And the collection flows as an easy extension of last season’s athletic aristo-luxe pieces. Naturally, fall falls in dimmer colors: old grays, burnt oranges, and midnight blues, highlighted with orangey golds and Chanel pinks and sherbet greens, versus spring/summer 2004, which marked brighter and simpler times with less complicated jackets, shades of primary colors, and sleek and zippery bondage-meets-track pants.
The autumn palette runs more city-sophisticate, from subtly bold—think Easter egg pastel polos and a lush, black-on-black rabbit fur jacket—to tastefully loud—thickly “pin”striped track pants and the aforementioned pink leather, front-zip tie.
Despite what the average American bloke may have to say about satin-covered buttons and manly pinks, the collection is self-proclaimedly “overtly masculine.”
“Buckler has always played on the masculine aspects in a mod Bond, understated but confident way,” says the Brit-born designer. It’s “his roguishness and his mismatches with some humor that make him sexy.”
Springtime captured that same classic Bond, James Bond vibe with pencil legged suits and graphic prints of coy bouffant lady-faces on tees.
It’s tee shirt and denim basics that staple spring and fall together: tees of Buckler’s trademark crest and mod prints link spring to fall, along with truly designer denim.
“After [working as head menswear designer for] Daryl K, I worked on developing slim low-rise jeans for guys. At that time there weren’t any around,” says Buckler. “I think it’s interesting how in the past jeans came as a second thought to a designer’s collections, they were and still are in some cases [just] a commodity. You can’t just take a generic jean and slap your name on it anymore, it’s become a science, the yarn, how it’s spun, where’s it from, the chemicals in the washes, it’s an incredible process. In twenty-first century designer collections your denim has to be exactly right and a focus of the collection, in the same way they spent hours stitching tailoring you need to spend hours on your jeans.”
Maybe that sort of loyalty runs from:

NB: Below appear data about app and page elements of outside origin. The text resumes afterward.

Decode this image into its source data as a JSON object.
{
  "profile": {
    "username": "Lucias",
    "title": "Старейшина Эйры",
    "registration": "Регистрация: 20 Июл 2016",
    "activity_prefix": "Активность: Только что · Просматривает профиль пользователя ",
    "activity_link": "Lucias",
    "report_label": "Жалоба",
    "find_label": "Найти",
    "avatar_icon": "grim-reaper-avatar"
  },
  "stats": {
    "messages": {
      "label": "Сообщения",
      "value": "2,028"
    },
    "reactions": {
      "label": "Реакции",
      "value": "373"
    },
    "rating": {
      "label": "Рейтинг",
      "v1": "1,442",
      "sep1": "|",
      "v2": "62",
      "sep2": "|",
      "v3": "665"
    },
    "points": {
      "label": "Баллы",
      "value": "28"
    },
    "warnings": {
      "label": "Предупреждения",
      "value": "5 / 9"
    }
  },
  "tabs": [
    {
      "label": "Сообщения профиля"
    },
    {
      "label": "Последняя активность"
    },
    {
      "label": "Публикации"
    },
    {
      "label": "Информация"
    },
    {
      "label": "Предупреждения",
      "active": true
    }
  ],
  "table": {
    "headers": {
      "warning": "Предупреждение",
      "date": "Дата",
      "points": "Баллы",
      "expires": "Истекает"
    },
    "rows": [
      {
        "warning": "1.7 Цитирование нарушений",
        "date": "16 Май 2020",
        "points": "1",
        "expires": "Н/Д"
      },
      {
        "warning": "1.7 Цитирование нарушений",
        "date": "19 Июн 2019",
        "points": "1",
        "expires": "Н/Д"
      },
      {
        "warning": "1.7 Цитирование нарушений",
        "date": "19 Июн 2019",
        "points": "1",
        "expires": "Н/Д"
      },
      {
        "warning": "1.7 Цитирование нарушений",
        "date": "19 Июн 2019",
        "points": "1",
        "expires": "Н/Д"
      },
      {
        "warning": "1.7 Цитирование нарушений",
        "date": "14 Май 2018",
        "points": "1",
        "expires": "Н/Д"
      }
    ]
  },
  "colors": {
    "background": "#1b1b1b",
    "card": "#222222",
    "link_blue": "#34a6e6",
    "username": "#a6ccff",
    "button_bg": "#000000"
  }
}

a. Buckler’s passion for combining denim culture with a design attitude. “At the moment there’s a bit of a gulf,” says Buckler. “One the one end you got a bit down and dirty, which is a bit street-like, and on the other end you have this suit, very clean look. Buckler is about separates: you can take a suit jacket and try it on with a pair of jeans and it’s great.” b. the original “Sexy Bastard”-dubbed denim’s spawning of a line of “Sexy Bastard” underwear. It’s “a low-rise boxer brief that will sit below the waistline on low-rise jeans,” says Buckler. “There are parts of the design which are unique and being patented–it will bring a whole new aspect to men’s underwear.”Or is it
c. Buckler’s trademark coat of arms, stamping tee’s and bags and catalogues. “We wanted to use something real,” explains Buckler, likely descendant of the said Buckler, Sir Buckler. “There have been many ‘coats of arms’ used in fashion and this happened to be an actual coat of arms awarded to Sir Walter Buckler in 1544 by Henry Vlll King of England, with a great Latin slogan [“Loyal unto Death”]; it genuinely gave it some depth out side of just a fashion logo.” How about all of the above? Plus Buckler’s easy understanding of fashion as more than mere merchandise?
That sounds right, considering Buckler’s Masters of Art from the Royal College of Art. “I’m always intrigued by the way garments are made,” says Buckler, “and I design to find ways that create details that come from the construction and technology that can make them, from fabrication or mixing old ideas with new ones.”
Yeah, let’s check “all of the above.”